[Opening DATA TO PROCESS section]

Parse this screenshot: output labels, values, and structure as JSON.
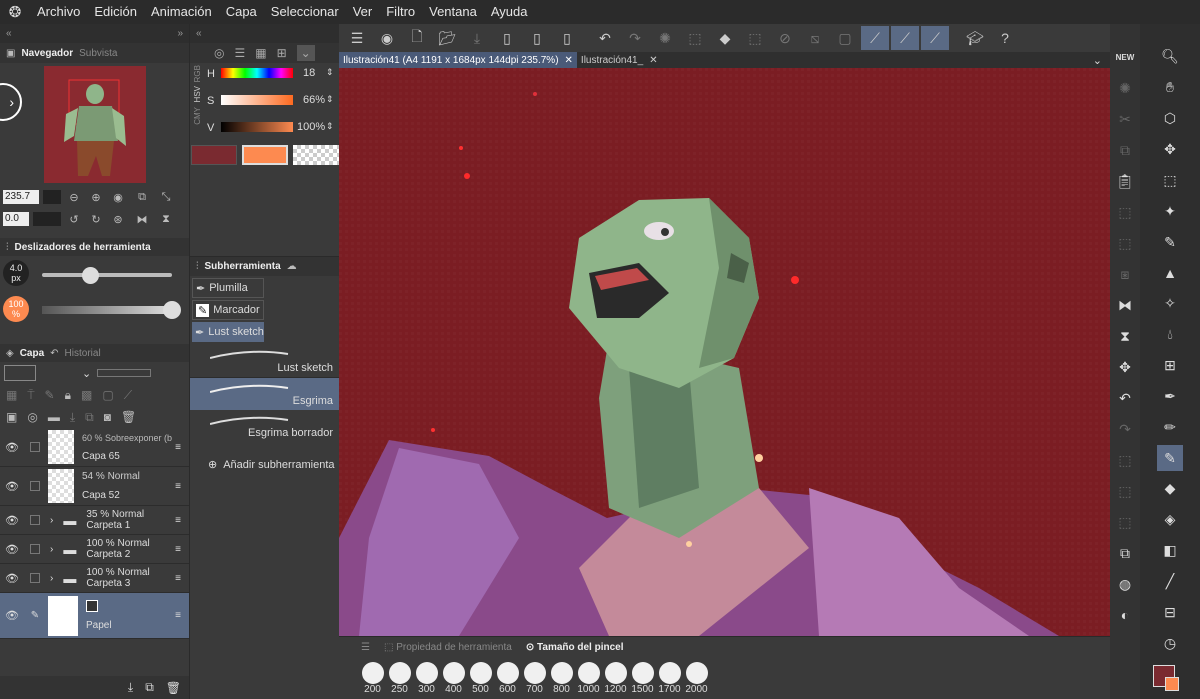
{
  "menu": [
    "Archivo",
    "Edición",
    "Animación",
    "Capa",
    "Seleccionar",
    "Ver",
    "Filtro",
    "Ventana",
    "Ayuda"
  ],
  "navigator": {
    "tab": "Navegador",
    "tab2": "Subvista",
    "zoom": "235.7",
    "angle": "0.0"
  },
  "color": {
    "modes": [
      "RGB",
      "HSV",
      "CMY"
    ],
    "h_label": "H",
    "h_value": "18",
    "s_label": "S",
    "s_value": "66%",
    "v_label": "V",
    "v_value": "100%",
    "main_color": "#7a2a30",
    "sub_color": "#fd8a50"
  },
  "tool_sliders": {
    "title": "Deslizadores de herramienta",
    "size": "4.0",
    "size_unit": "px",
    "opacity": "100",
    "opacity_unit": "%"
  },
  "subtool": {
    "title": "Subherramienta",
    "groups": [
      "Plumilla",
      "Marcador",
      "Lust sketch"
    ],
    "brushes": [
      "Lust sketch",
      "Esgrima",
      "Esgrima borrador"
    ],
    "add": "Añadir subherramienta"
  },
  "layers_panel": {
    "tab": "Capa",
    "tab2": "Historial",
    "layers": [
      {
        "mode": "60 % Sobreexponer (b",
        "name": "Capa 65"
      },
      {
        "mode": "54 % Normal",
        "name": "Capa 52"
      },
      {
        "mode": "35 % Normal",
        "name": "Carpeta 1"
      },
      {
        "mode": "100 % Normal",
        "name": "Carpeta 2"
      },
      {
        "mode": "100 % Normal",
        "name": "Carpeta 3"
      },
      {
        "mode": "",
        "name": "Papel"
      }
    ]
  },
  "tabs": [
    "Ilustración41 (A4 1191 x 1684px 144dpi 235.7%)",
    "Ilustración41_"
  ],
  "bottom": {
    "tab1": "Propiedad de herramienta",
    "tab2": "Tamaño del pincel",
    "sizes": [
      "200",
      "250",
      "300",
      "400",
      "500",
      "600",
      "700",
      "800",
      "1000",
      "1200",
      "1500",
      "1700",
      "2000"
    ]
  },
  "right": {
    "new_badge": "NEW"
  }
}
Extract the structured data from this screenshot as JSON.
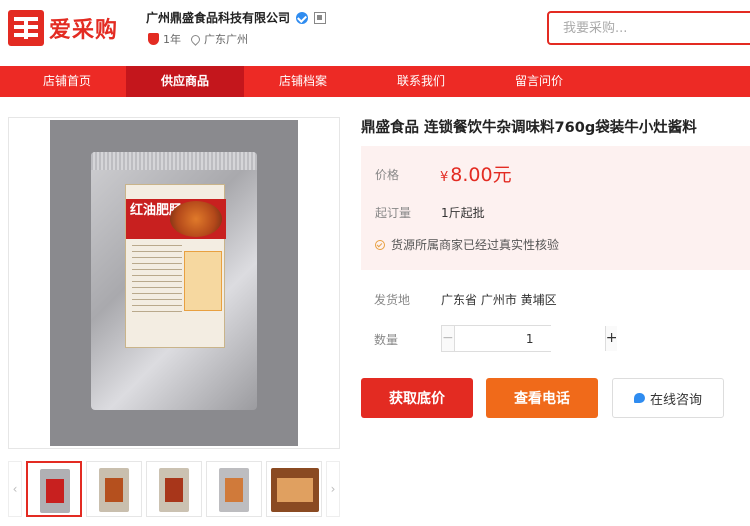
{
  "header": {
    "logo_text": "爱采购",
    "company_name": "广州鼎盛食品科技有限公司",
    "years": "1年",
    "location": "广东广州",
    "search_placeholder": "我要采购..."
  },
  "nav": {
    "items": [
      "店铺首页",
      "供应商品",
      "店铺档案",
      "联系我们",
      "留言问价"
    ],
    "active": "供应商品"
  },
  "product": {
    "title": "鼎盛食品 连锁餐饮牛杂调味料760g袋装牛小灶酱料",
    "package_label": "红油肥肠",
    "price_label": "价格",
    "currency": "¥",
    "price": "8.00元",
    "moq_label": "起订量",
    "moq": "1斤起批",
    "notice": "货源所属商家已经过真实性核验",
    "ship_label": "发货地",
    "ship_from": "广东省 广州市 黄埔区",
    "qty_label": "数量",
    "qty_value": "1",
    "qty_minus": "−",
    "qty_plus": "+"
  },
  "actions": {
    "lowest_price": "获取底价",
    "view_phone": "查看电话",
    "online_chat": "在线咨询"
  },
  "gallery": {
    "thumbnail_count": 5,
    "active_index": 0,
    "prev_arrow": "‹",
    "next_arrow": "›"
  },
  "colors": {
    "brand_red": "#e32b22",
    "nav_red": "#ed2a25",
    "nav_active": "#c4161c",
    "orange": "#f06a1a",
    "verified_blue": "#2f8cf0"
  }
}
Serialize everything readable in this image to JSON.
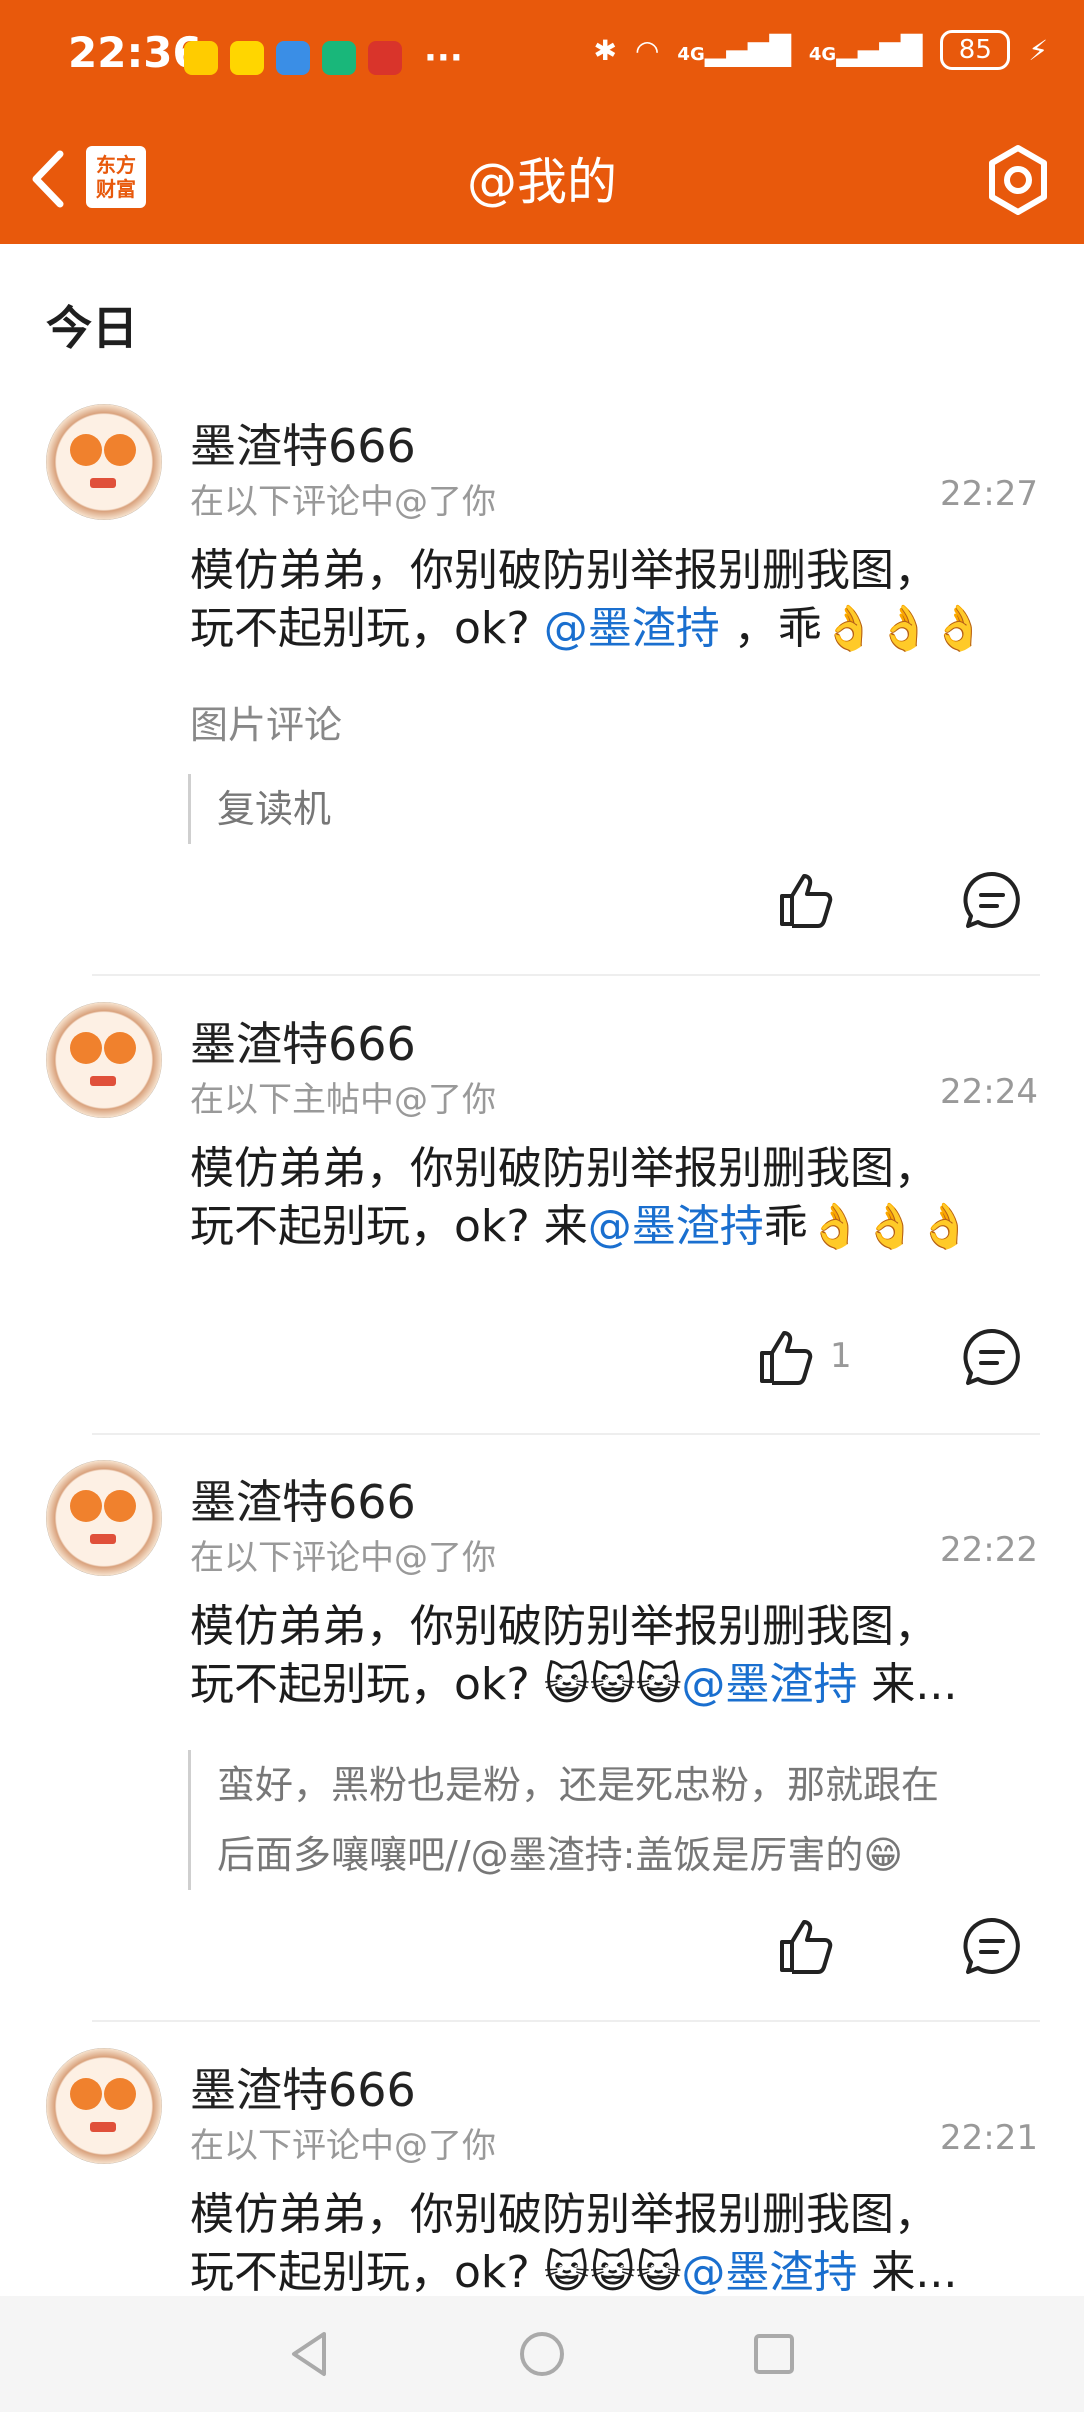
{
  "status_bar": {
    "time": "22:36",
    "battery": "85",
    "network": "4G"
  },
  "header": {
    "title": "@我的",
    "logo_line1": "东方",
    "logo_line2": "财富"
  },
  "section": {
    "title": "今日"
  },
  "items": [
    {
      "username": "墨渣特666",
      "context": "在以下评论中@了你",
      "time": "22:27",
      "line1": "模仿弟弟，你别破防别举报别删我图，",
      "line2_pre": "玩不起别玩，ok? ",
      "mention": "@墨渣持",
      "line2_post": " ，乖👌👌👌",
      "sub_label": "图片评论",
      "quote": "复读机"
    },
    {
      "username": "墨渣特666",
      "context": "在以下主帖中@了你",
      "time": "22:24",
      "line1": "模仿弟弟，你别破防别举报别删我图，",
      "line2_pre": "玩不起别玩，ok? 来",
      "mention": "@墨渣持",
      "line2_post": "乖👌👌👌",
      "like_count": "1"
    },
    {
      "username": "墨渣特666",
      "context": "在以下评论中@了你",
      "time": "22:22",
      "line1": "模仿弟弟，你别破防别举报别删我图，",
      "line2_pre": "玩不起别玩，ok? 😺😺😺",
      "mention": "@墨渣持",
      "line2_post": " 来...",
      "quote_line1": "蛮好，黑粉也是粉，还是死忠粉，那就跟在",
      "quote_line2": "后面多嚷嚷吧//@墨渣持:盖饭是厉害的😁"
    },
    {
      "username": "墨渣特666",
      "context": "在以下评论中@了你",
      "time": "22:21",
      "line1": "模仿弟弟，你别破防别举报别删我图，",
      "line2_pre": "玩不起别玩，ok? 😺😺😺",
      "mention": "@墨渣持",
      "line2_post": " 来..."
    }
  ],
  "colors": {
    "brand": "#e8590c",
    "mention": "#1a6fcf"
  }
}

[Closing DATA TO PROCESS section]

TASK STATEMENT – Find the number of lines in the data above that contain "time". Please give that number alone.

ANSWER TO THE EXERCISE – 5